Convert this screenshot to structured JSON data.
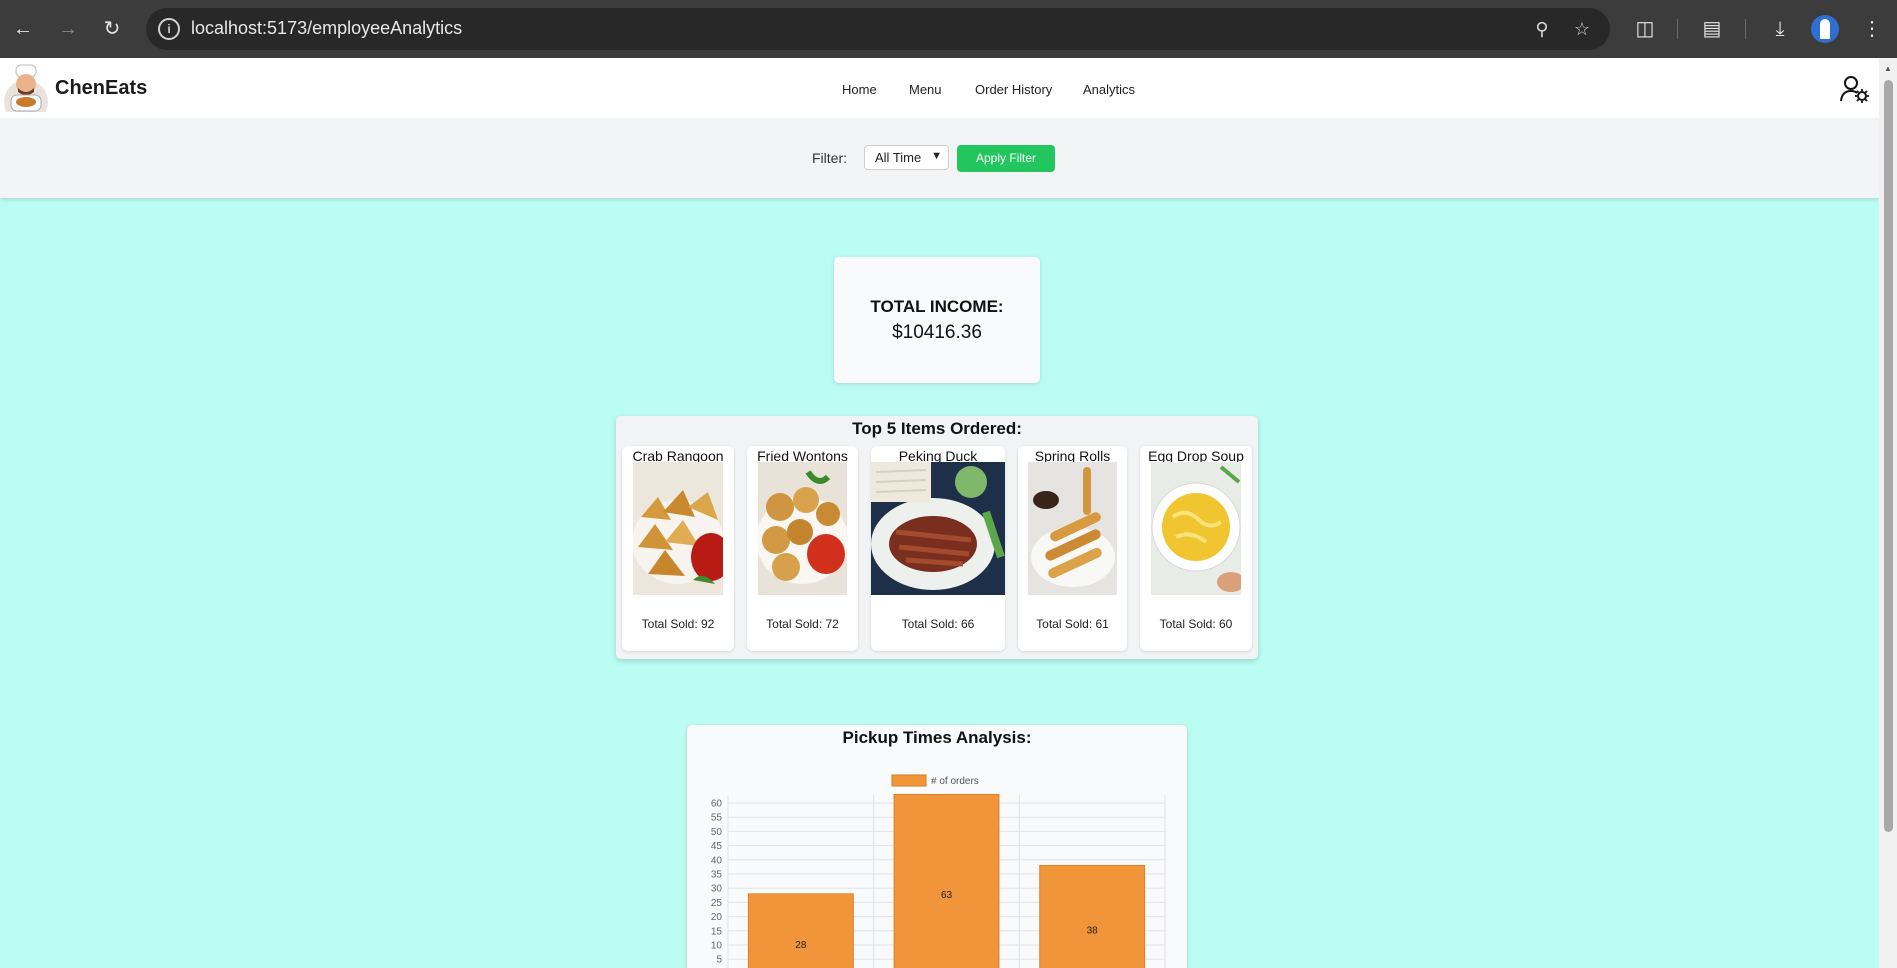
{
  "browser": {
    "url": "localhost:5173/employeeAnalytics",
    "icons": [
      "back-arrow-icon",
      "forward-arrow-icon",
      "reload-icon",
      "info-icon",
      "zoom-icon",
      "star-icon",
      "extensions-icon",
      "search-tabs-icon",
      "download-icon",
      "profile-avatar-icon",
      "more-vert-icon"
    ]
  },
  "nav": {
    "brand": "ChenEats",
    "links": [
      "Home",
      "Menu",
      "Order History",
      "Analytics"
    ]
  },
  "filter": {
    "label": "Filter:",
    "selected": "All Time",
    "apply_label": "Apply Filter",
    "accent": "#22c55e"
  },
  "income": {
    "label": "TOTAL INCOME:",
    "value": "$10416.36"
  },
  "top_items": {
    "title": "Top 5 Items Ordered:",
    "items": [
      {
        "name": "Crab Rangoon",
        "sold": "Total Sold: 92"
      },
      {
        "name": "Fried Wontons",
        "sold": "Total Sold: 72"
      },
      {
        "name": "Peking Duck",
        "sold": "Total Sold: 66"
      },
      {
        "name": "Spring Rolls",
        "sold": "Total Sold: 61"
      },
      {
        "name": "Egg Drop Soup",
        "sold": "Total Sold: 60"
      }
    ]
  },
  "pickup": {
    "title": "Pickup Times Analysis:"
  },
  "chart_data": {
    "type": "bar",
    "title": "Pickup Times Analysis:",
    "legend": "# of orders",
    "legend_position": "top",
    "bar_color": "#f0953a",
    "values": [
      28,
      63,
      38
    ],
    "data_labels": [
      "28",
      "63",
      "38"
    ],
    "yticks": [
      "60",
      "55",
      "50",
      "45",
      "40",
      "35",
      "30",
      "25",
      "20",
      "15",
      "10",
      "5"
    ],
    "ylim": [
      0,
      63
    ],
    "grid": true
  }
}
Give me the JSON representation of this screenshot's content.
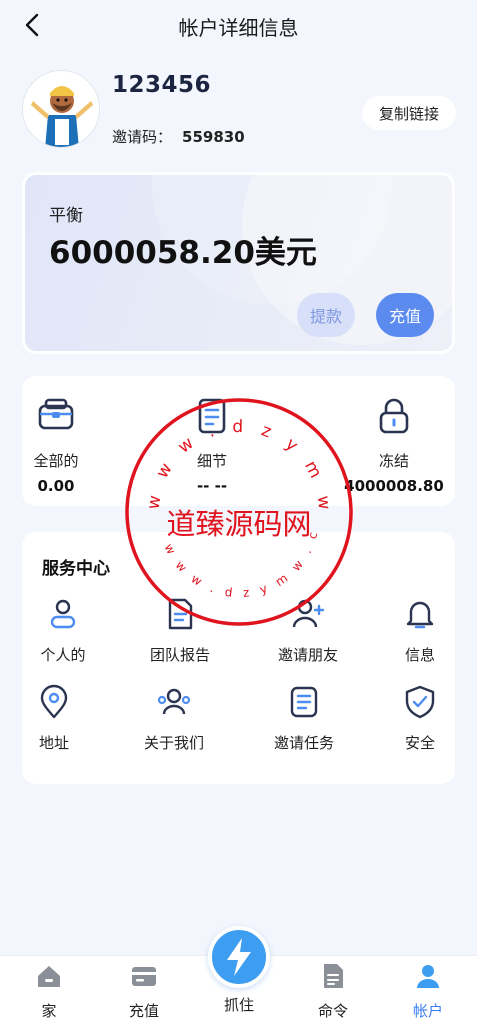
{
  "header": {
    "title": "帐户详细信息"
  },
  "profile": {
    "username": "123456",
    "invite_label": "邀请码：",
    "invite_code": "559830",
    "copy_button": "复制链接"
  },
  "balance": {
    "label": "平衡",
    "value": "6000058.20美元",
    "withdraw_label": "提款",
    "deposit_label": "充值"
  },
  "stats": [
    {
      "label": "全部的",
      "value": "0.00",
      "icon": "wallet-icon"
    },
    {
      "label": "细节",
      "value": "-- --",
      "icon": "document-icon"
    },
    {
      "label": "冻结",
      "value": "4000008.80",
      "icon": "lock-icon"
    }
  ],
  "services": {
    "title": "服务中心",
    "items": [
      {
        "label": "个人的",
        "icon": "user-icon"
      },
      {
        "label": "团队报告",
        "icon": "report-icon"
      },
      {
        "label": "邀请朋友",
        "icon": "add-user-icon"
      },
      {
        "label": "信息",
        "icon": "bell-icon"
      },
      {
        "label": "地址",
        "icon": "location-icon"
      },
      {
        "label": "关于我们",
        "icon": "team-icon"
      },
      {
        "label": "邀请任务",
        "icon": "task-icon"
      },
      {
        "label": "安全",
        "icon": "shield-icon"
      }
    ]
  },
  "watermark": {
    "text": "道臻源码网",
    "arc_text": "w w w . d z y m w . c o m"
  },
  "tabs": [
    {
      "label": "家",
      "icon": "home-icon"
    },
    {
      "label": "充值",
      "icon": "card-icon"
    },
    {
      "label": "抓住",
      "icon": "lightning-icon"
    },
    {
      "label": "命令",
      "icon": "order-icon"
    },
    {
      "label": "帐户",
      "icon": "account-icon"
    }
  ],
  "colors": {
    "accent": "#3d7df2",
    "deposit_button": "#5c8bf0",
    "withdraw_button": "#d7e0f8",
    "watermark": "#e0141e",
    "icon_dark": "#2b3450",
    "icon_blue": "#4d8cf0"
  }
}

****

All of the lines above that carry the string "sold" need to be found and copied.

        "sold": "Total Sold: 92"
        "sold": "Total Sold: 72"
        "sold": "Total Sold: 66"
        "sold": "Total Sold: 61"
        "sold": "Total Sold: 60"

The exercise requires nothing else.